That movie and the novelization of it contain numerous contrasts between the "primitive and paranoid" world of 1986 and the better, more enlightened Earth of the 23rd century. My friend and I have made a tradition of watching this film at the beginning of every year to reaffirm our belief that this better future is possible.

Tonight, I am reminded of two memorable scenes in the novel. The first involves 20th century whale biologist Gillian Taylor helping the Enterprise crew sneak into a San Francisco hospital to rescue an injured Pavel Chekov. Gillian is filled with hope when confronted with crew members who know nothing of gender discrimination.

"'Wait a minute,' she said. "How come I have to be the patient and you guys get to be the doctors?"

'What?' McCoy said, baffled.

'Good Lord, Gillian, what difference does it make?' Jim said.

Gillian saw that he honestly did not understand why his suggestion might irritate her; and that gave her a view of his future that attracted her far more than all his descriptions of wonders and marvels."

In a later scene, Gillian gets her first complete look at the bridge of the captured Klingon ship in which the Enterprise crew traveled back to 1986.

"A Black woman glanced up from her console, saw Gillian,and smiled at her. The Asian man who had helped Chekov entered and took his place at another control console. Gillian stared around in wonder. She was in a spaceship that could travel from star to star, among a group of people who lived and worked together without being concerned about race or gender, among people from Earth and a person from another planet. Gillian broke into a grin. Probably a silly grin, she thought, and she did not care."

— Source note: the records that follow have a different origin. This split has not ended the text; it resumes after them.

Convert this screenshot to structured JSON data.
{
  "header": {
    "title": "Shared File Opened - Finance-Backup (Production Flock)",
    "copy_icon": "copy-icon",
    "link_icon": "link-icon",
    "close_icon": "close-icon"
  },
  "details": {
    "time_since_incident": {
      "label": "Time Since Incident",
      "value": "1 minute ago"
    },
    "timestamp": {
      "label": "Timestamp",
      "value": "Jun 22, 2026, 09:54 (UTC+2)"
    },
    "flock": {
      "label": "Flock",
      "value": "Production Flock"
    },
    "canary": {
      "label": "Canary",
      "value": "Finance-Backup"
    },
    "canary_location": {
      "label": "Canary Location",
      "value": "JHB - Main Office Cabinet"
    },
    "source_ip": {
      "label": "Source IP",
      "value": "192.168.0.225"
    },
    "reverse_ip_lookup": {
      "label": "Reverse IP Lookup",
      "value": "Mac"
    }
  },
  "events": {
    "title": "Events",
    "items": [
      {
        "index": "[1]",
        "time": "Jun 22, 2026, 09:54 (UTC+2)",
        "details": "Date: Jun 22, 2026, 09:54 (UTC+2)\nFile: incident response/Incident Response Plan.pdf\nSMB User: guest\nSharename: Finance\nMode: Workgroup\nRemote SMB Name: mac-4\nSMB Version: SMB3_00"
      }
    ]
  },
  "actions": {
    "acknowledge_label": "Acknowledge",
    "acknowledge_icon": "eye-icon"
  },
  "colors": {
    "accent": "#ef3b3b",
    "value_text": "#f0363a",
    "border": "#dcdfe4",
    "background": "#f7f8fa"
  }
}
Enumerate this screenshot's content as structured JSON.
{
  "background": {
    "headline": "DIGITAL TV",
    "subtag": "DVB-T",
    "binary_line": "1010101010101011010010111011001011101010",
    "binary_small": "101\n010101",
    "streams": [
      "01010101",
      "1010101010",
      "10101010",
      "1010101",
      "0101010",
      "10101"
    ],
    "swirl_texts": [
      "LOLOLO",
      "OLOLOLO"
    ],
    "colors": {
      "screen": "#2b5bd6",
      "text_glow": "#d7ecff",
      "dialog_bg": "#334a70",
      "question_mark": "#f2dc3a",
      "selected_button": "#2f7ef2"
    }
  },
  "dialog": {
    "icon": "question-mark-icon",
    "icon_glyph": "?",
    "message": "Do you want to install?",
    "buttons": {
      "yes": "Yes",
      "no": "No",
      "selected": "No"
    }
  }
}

In spite of all the unnecessary suffering and injustices still occurring, tonight we've been given a glimpse that this more just, egalitarian world is possible, that we have the power to make it happen, that we are not prisoners of the past.

The future begins now.